The Indian Irrigation System
In a country like England, which has a heavy rainfall, the problem of the farmer is to get the excess water off his land. The important question there is drainage. In a dry country like India, which depends upon the monsoon (an uncertain factor), the problem is to get the water onto land, and keep it. The important question here is irrigation. For a failure of the monsoon means drought, the interruption of agriculture for nearly a year, and famine.
Irrigation in India is carried on by means of tanks, wells, and canals.
A tank is an artificial reservoir for catching and keeping the rain water. Most of the tanks, some very large, are to be found in Southern India, many of them constructed by the ancient Indian Kings. They are useful; but their chief fault is that they generally run dry just when they are most wanted – that is, during a drought.
Wells are found all over, and are of great use, especially where the sub-soil water is near the surface, as it is in Punjab.
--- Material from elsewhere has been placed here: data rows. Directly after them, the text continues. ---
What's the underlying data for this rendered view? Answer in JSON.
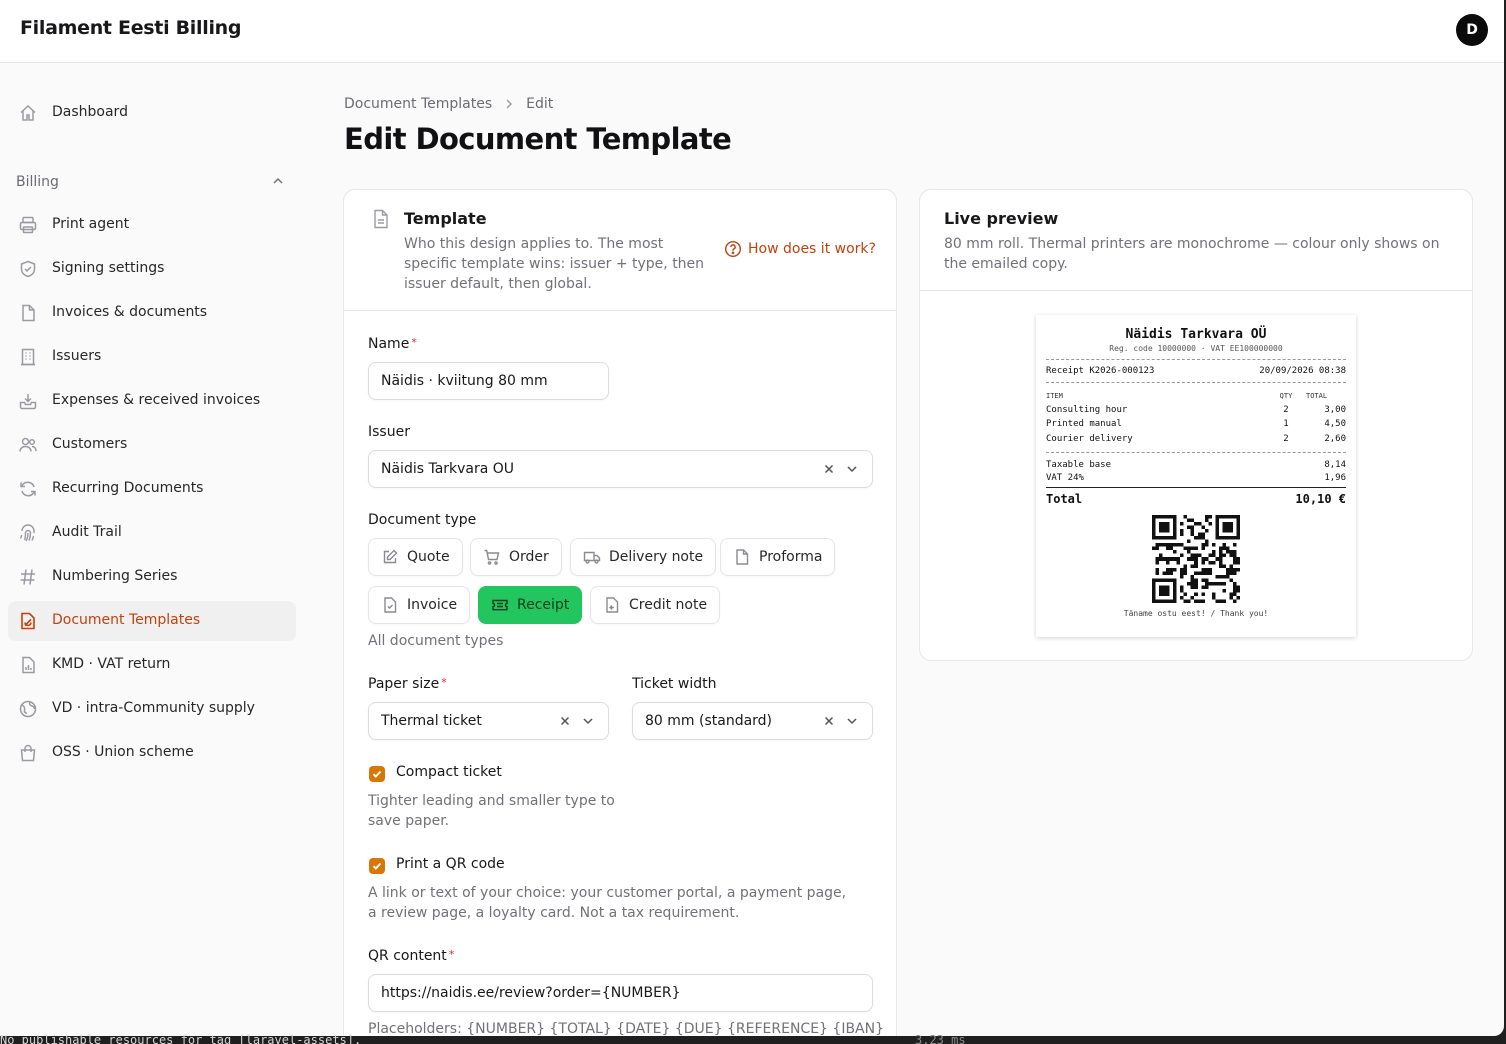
{
  "app": {
    "brand": "Filament Eesti Billing",
    "avatar_initial": "D"
  },
  "sidebar": {
    "dashboard": "Dashboard",
    "group_label": "Billing",
    "items": [
      {
        "label": "Print agent",
        "icon": "printer-icon"
      },
      {
        "label": "Signing settings",
        "icon": "shield-check-icon"
      },
      {
        "label": "Invoices & documents",
        "icon": "document-icon"
      },
      {
        "label": "Issuers",
        "icon": "building-icon"
      },
      {
        "label": "Expenses & received invoices",
        "icon": "inbox-download-icon"
      },
      {
        "label": "Customers",
        "icon": "users-icon"
      },
      {
        "label": "Recurring Documents",
        "icon": "refresh-icon"
      },
      {
        "label": "Audit Trail",
        "icon": "fingerprint-icon"
      },
      {
        "label": "Numbering Series",
        "icon": "hashtag-icon"
      },
      {
        "label": "Document Templates",
        "icon": "template-icon",
        "active": true
      },
      {
        "label": "KMD · VAT return",
        "icon": "document-chart-icon"
      },
      {
        "label": "VD · intra-Community supply",
        "icon": "globe-icon"
      },
      {
        "label": "OSS · Union scheme",
        "icon": "shopping-bag-icon"
      }
    ]
  },
  "breadcrumb": {
    "parent": "Document Templates",
    "current": "Edit"
  },
  "page": {
    "title": "Edit Document Template"
  },
  "template_section": {
    "title": "Template",
    "description": "Who this design applies to. The most specific template wins: issuer + type, then issuer default, then global.",
    "help_link": "How does it work?"
  },
  "form": {
    "name_label": "Name",
    "name_value": "Näidis · kviitung 80 mm",
    "issuer_label": "Issuer",
    "issuer_value": "Näidis Tarkvara OÜ",
    "doc_type_label": "Document type",
    "doc_types": [
      {
        "label": "Quote"
      },
      {
        "label": "Order"
      },
      {
        "label": "Delivery note"
      },
      {
        "label": "Proforma"
      },
      {
        "label": "Invoice"
      },
      {
        "label": "Receipt",
        "selected": true
      },
      {
        "label": "Credit note"
      }
    ],
    "doc_type_hint": "All document types",
    "paper_size_label": "Paper size",
    "paper_size_value": "Thermal ticket",
    "ticket_width_label": "Ticket width",
    "ticket_width_value": "80 mm (standard)",
    "compact_label": "Compact ticket",
    "compact_hint": "Tighter leading and smaller type to save paper.",
    "qr_label": "Print a QR code",
    "qr_hint": "A link or text of your choice: your customer portal, a payment page, a review page, a loyalty card. Not a tax requirement.",
    "qr_content_label": "QR content",
    "qr_content_value": "https://naidis.ee/review?order={NUMBER}",
    "placeholders_hint": "Placeholders: {NUMBER} {TOTAL} {DATE} {DUE} {REFERENCE} {IBAN}"
  },
  "preview": {
    "title": "Live preview",
    "description": "80 mm roll. Thermal printers are monochrome — colour only shows on the emailed copy."
  },
  "receipt": {
    "company": "Näidis Tarkvara OÜ",
    "reg_line": "Reg. code 10000000 · VAT EE100000000",
    "number": "Receipt K2026-000123",
    "datetime": "20/09/2026 08:38",
    "col_item": "ITEM",
    "col_qty": "QTY",
    "col_total": "TOTAL",
    "lines": [
      {
        "item": "Consulting hour",
        "qty": "2",
        "total": "3,00"
      },
      {
        "item": "Printed manual",
        "qty": "1",
        "total": "4,50"
      },
      {
        "item": "Courier delivery",
        "qty": "2",
        "total": "2,60"
      }
    ],
    "taxable_label": "Taxable base",
    "taxable_value": "8,14",
    "vat_label": "VAT 24%",
    "vat_value": "1,96",
    "total_label": "Total",
    "total_value": "10,10 €",
    "thanks": "Täname ostu eest! / Thank you!"
  },
  "terminal": {
    "left": "No publishable resources for tag [laravel-assets].",
    "right": "3.23 ms"
  },
  "colors": {
    "accent": "#c2410c",
    "checkbox": "#d97706",
    "selected_chip": "#22c55e"
  }
}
Different parts of India use different methods of raising the water from the wells, as the Persian-wheel in Punjab, the inclined plane in the Uttar Pradesh, etc.
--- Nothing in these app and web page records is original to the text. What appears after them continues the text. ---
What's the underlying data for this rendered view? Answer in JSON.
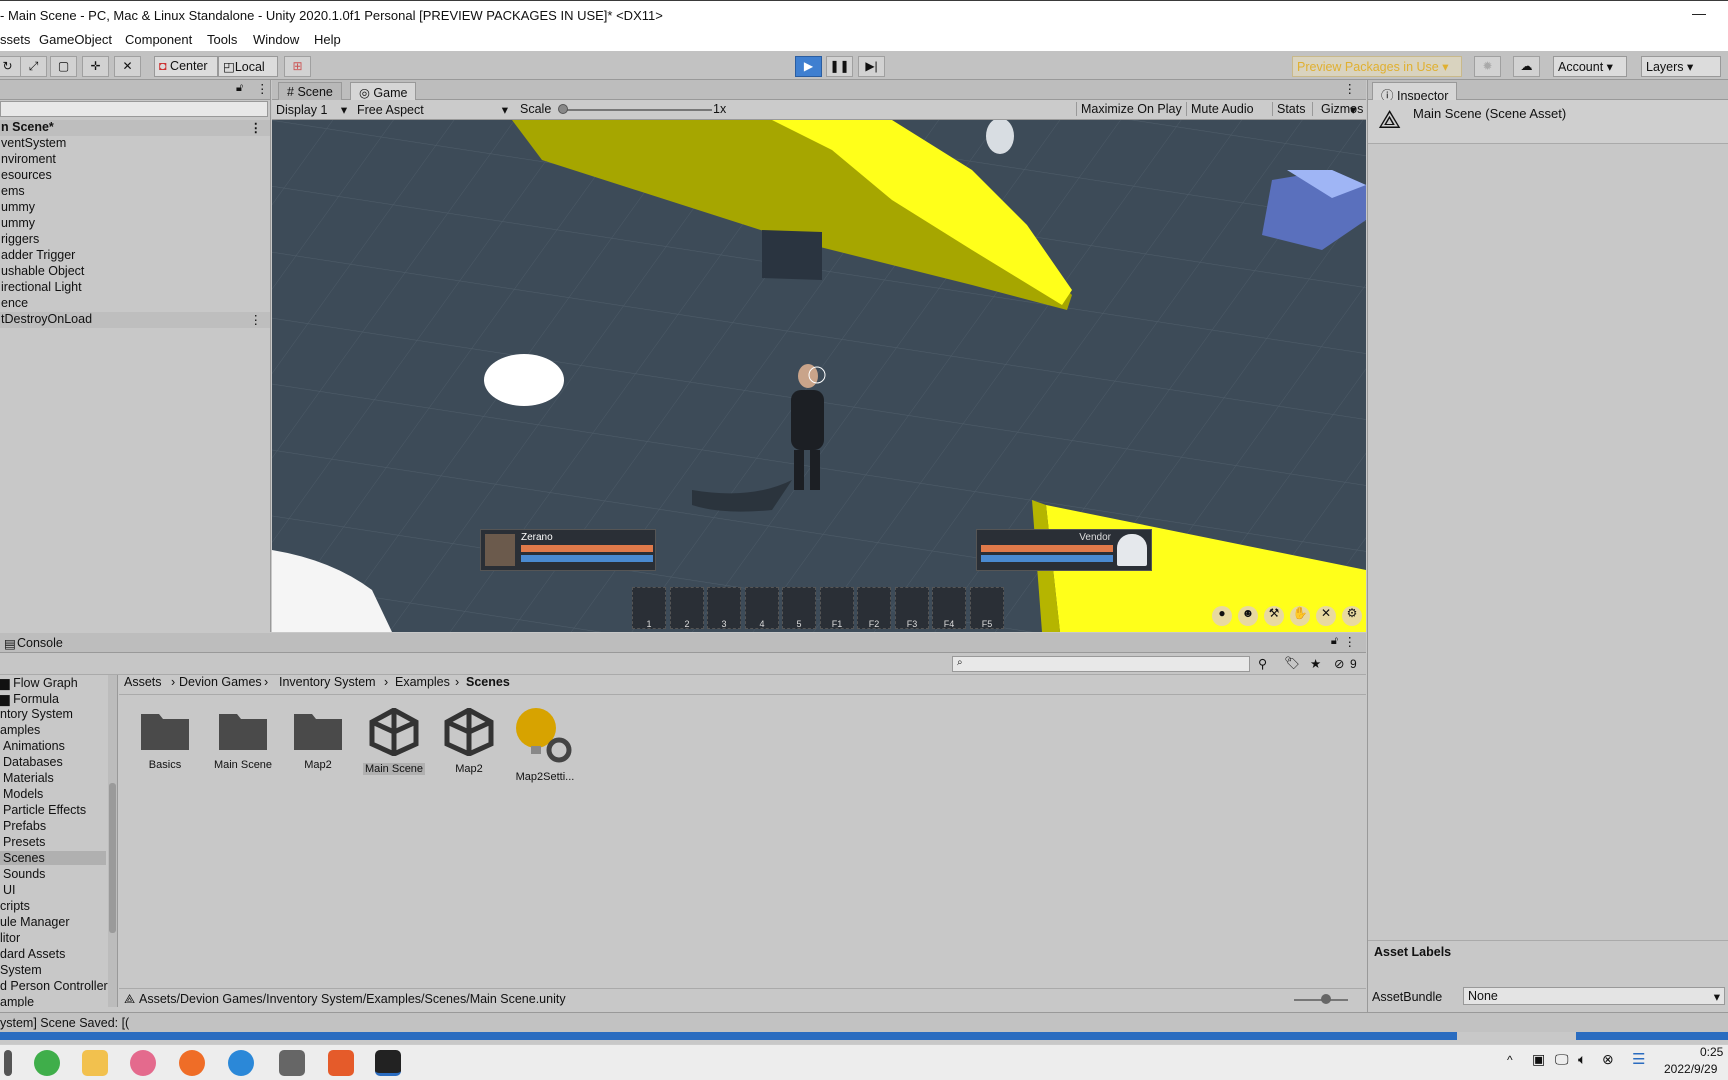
{
  "window": {
    "title": "- Main Scene - PC, Mac & Linux Standalone - Unity 2020.1.0f1 Personal [PREVIEW PACKAGES IN USE]* <DX11>",
    "minimize": "—"
  },
  "menu": [
    "ssets",
    "GameObject",
    "Component",
    "Tools",
    "Window",
    "Help"
  ],
  "toolbar": {
    "pivot": "Center",
    "space": "Local",
    "preview_packages": "Preview Packages in Use",
    "account": "Account",
    "layers": "Layers"
  },
  "hierarchy": {
    "scene": "n Scene*",
    "items": [
      "ventSystem",
      "nviroment",
      "esources",
      "ems",
      "ummy",
      "ummy",
      "riggers",
      "adder Trigger",
      "ushable Object",
      "irectional Light",
      "ence",
      "tDestroyOnLoad"
    ]
  },
  "tabs": {
    "scene": "Scene",
    "game": "Game"
  },
  "gamebar": {
    "display": "Display 1",
    "aspect": "Free Aspect",
    "scale_label": "Scale",
    "scale_value": "1x",
    "maximize": "Maximize On Play",
    "mute": "Mute Audio",
    "stats": "Stats",
    "gizmos": "Gizmos"
  },
  "game_hud": {
    "player_name": "Zerano",
    "vendor_name": "Vendor",
    "slots": [
      "1",
      "2",
      "3",
      "4",
      "5",
      "F1",
      "F2",
      "F3",
      "F4",
      "F5"
    ]
  },
  "inspector": {
    "tab": "Inspector",
    "title": "Main Scene (Scene Asset)",
    "asset_labels": "Asset Labels",
    "assetbundle_label": "AssetBundle",
    "assetbundle_value": "None"
  },
  "console": {
    "tab": "Console",
    "count": "9"
  },
  "project_tree": [
    "Flow Graph",
    "Formula",
    "ntory System",
    "amples",
    "Animations",
    "Databases",
    "Materials",
    "Models",
    "Particle Effects",
    "Prefabs",
    "Presets",
    "Scenes",
    "Sounds",
    "UI",
    "cripts",
    "ule Manager",
    "litor",
    "dard Assets",
    "System",
    "d Person Controller",
    "ample"
  ],
  "breadcrumb": [
    "Assets",
    "Devion Games",
    "Inventory System",
    "Examples",
    "Scenes"
  ],
  "assets": [
    {
      "label": "Basics",
      "icon": "folder-icon"
    },
    {
      "label": "Main Scene",
      "icon": "folder-icon"
    },
    {
      "label": "Map2",
      "icon": "folder-icon"
    },
    {
      "label": "Main Scene",
      "icon": "unity-scene-icon"
    },
    {
      "label": "Map2",
      "icon": "unity-scene-icon"
    },
    {
      "label": "Map2Setti...",
      "icon": "lighting-settings-icon"
    }
  ],
  "status_path": "Assets/Devion Games/Inventory System/Examples/Scenes/Main Scene.unity",
  "status_message": "ystem] Scene Saved: [(",
  "clock": {
    "time": "0:25",
    "date": "2022/9/29"
  },
  "colors": {
    "play_blue": "#3f7fd0",
    "preview_yellow": "#e0b030",
    "game_yellow": "#ffff1a"
  }
}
But the most important means of irrigation is by canals. The most wonderful system of canal irrigation in the world is that of Punjab. Punjab is watered by five main rivers (hence its name); but formerly most of the water of these rivers flowed away to the sea, leaving large tracts of fertile land un-watered and so uncultivated. The precious river water is now caught and distributed by a vast and intricate system of canals all over the state; so that thousands of acres of land, formerly desert, now produce crops of enormous value, and independently of rainfall. It is a great engineering feat, and an incalculable blessing to the poor farmers, and to the whole of India.